Exercise directions: Repeat every entry exactly. Pictures stay out.

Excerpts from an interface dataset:

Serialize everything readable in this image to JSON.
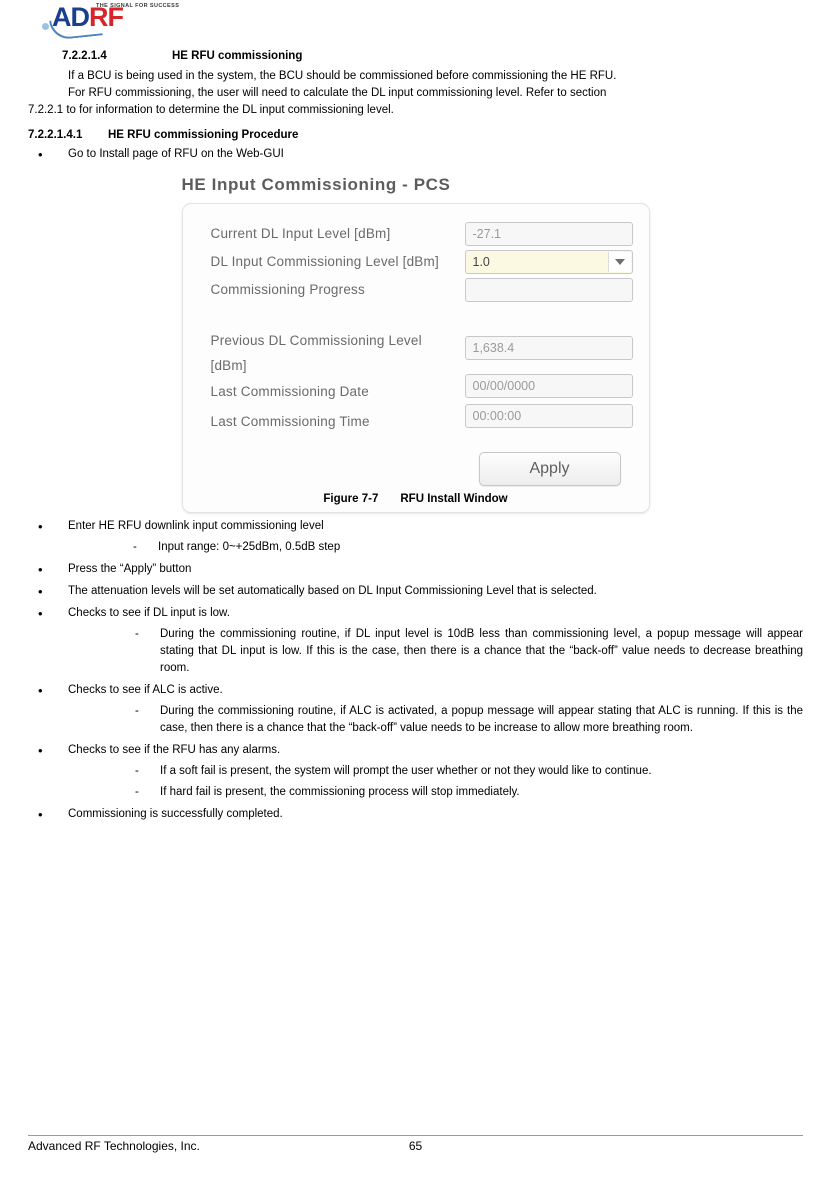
{
  "header": {
    "logo_letters": [
      "A",
      "D",
      "R",
      "F"
    ],
    "logo_tagline": "THE SIGNAL FOR SUCCESS"
  },
  "section": {
    "number": "7.2.2.1.4",
    "title": "HE RFU commissioning",
    "paragraph1": "If a BCU is being used in the system, the BCU should be commissioned before commissioning the HE RFU.",
    "paragraph2": "For RFU commissioning, the user will need to calculate the DL input commissioning level. Refer to section",
    "paragraph2_cont": "7.2.2.1 to for information to determine the DL input commissioning level.",
    "sub_number": "7.2.2.1.4.1",
    "sub_title": "HE RFU commissioning Procedure"
  },
  "bullets": {
    "b1": "Go to Install page of RFU on the Web-GUI",
    "b2": "Enter HE RFU downlink input commissioning level",
    "b2_sub1": "Input range: 0~+25dBm, 0.5dB step",
    "b3": "Press the “Apply” button",
    "b4": "The attenuation levels will be set automatically based on DL Input Commissioning Level that is selected.",
    "b5": "Checks to see if DL input is low.",
    "b5_sub1": "During the commissioning routine, if DL input level is 10dB less than commissioning level, a popup message will appear stating that DL input is low. If this is the case, then there is a chance that the “back-off” value needs to decrease breathing room.",
    "b6": "Checks to see if ALC is active.",
    "b6_sub1": "During the commissioning routine, if ALC is activated, a popup message will appear stating that ALC is running.  If this is the case, then there is a chance that the “back-off” value needs to be increase to allow more breathing room.",
    "b7": "Checks to see if the RFU has any alarms.",
    "b7_sub1": "If a soft fail is present, the system will prompt the user whether or not they would like to continue.",
    "b7_sub2": "If hard fail is present, the commissioning process will stop immediately.",
    "b8": "Commissioning is successfully completed."
  },
  "figure": {
    "panel_title": "HE Input Commissioning - PCS",
    "fields": [
      {
        "label": "Current DL Input Level [dBm]",
        "value": "-27.1",
        "type": "readonly"
      },
      {
        "label": "DL Input Commissioning Level [dBm]",
        "value": "1.0",
        "type": "combo"
      },
      {
        "label": "Commissioning Progress",
        "value": "",
        "type": "readonly"
      },
      {
        "label": "Previous DL Commissioning Level [dBm]",
        "value": "1,638.4",
        "type": "readonly"
      },
      {
        "label": "Last Commissioning Date",
        "value": "00/00/0000",
        "type": "readonly"
      },
      {
        "label": "Last Commissioning Time",
        "value": "00:00:00",
        "type": "readonly"
      }
    ],
    "apply_button": "Apply",
    "caption_label": "Figure 7-7",
    "caption_title": "RFU Install Window"
  },
  "footer": {
    "company": "Advanced RF Technologies, Inc.",
    "page_number": "65"
  }
}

Final answer:
Serialize everything readable in this image to JSON.
{
  "header": {
    "logo_letters": [
      "A",
      "D",
      "R",
      "F"
    ],
    "logo_tagline": "THE SIGNAL FOR SUCCESS"
  },
  "section": {
    "number": "7.2.2.1.4",
    "title": "HE RFU commissioning",
    "paragraph1": "If a BCU is being used in the system, the BCU should be commissioned before commissioning the HE RFU.",
    "paragraph2": "For RFU commissioning, the user will need to calculate the DL input commissioning level. Refer to section",
    "paragraph2_cont": "7.2.2.1 to for information to determine the DL input commissioning level.",
    "sub_number": "7.2.2.1.4.1",
    "sub_title": "HE RFU commissioning Procedure"
  },
  "bullets": {
    "b1": "Go to Install page of RFU on the Web-GUI",
    "b2": "Enter HE RFU downlink input commissioning level",
    "b2_sub1": "Input range: 0~+25dBm, 0.5dB step",
    "b3": "Press the “Apply” button",
    "b4": "The attenuation levels will be set automatically based on DL Input Commissioning Level that is selected.",
    "b5": "Checks to see if DL input is low.",
    "b5_sub1": "During the commissioning routine, if DL input level is 10dB less than commissioning level, a popup message will appear stating that DL input is low. If this is the case, then there is a chance that the “back-off” value needs to decrease breathing room.",
    "b6": "Checks to see if ALC is active.",
    "b6_sub1": "During the commissioning routine, if ALC is activated, a popup message will appear stating that ALC is running.  If this is the case, then there is a chance that the “back-off” value needs to be increase to allow more breathing room.",
    "b7": "Checks to see if the RFU has any alarms.",
    "b7_sub1": "If a soft fail is present, the system will prompt the user whether or not they would like to continue.",
    "b7_sub2": "If hard fail is present, the commissioning process will stop immediately.",
    "b8": "Commissioning is successfully completed."
  },
  "figure": {
    "panel_title": "HE Input Commissioning - PCS",
    "fields": [
      {
        "label": "Current DL Input Level [dBm]",
        "value": "-27.1",
        "type": "readonly"
      },
      {
        "label": "DL Input Commissioning Level [dBm]",
        "value": "1.0",
        "type": "combo"
      },
      {
        "label": "Commissioning Progress",
        "value": "",
        "type": "readonly"
      },
      {
        "label": "Previous DL Commissioning Level [dBm]",
        "value": "1,638.4",
        "type": "readonly"
      },
      {
        "label": "Last Commissioning Date",
        "value": "00/00/0000",
        "type": "readonly"
      },
      {
        "label": "Last Commissioning Time",
        "value": "00:00:00",
        "type": "readonly"
      }
    ],
    "apply_button": "Apply",
    "caption_label": "Figure 7-7",
    "caption_title": "RFU Install Window"
  },
  "footer": {
    "company": "Advanced RF Technologies, Inc.",
    "page_number": "65"
  }
}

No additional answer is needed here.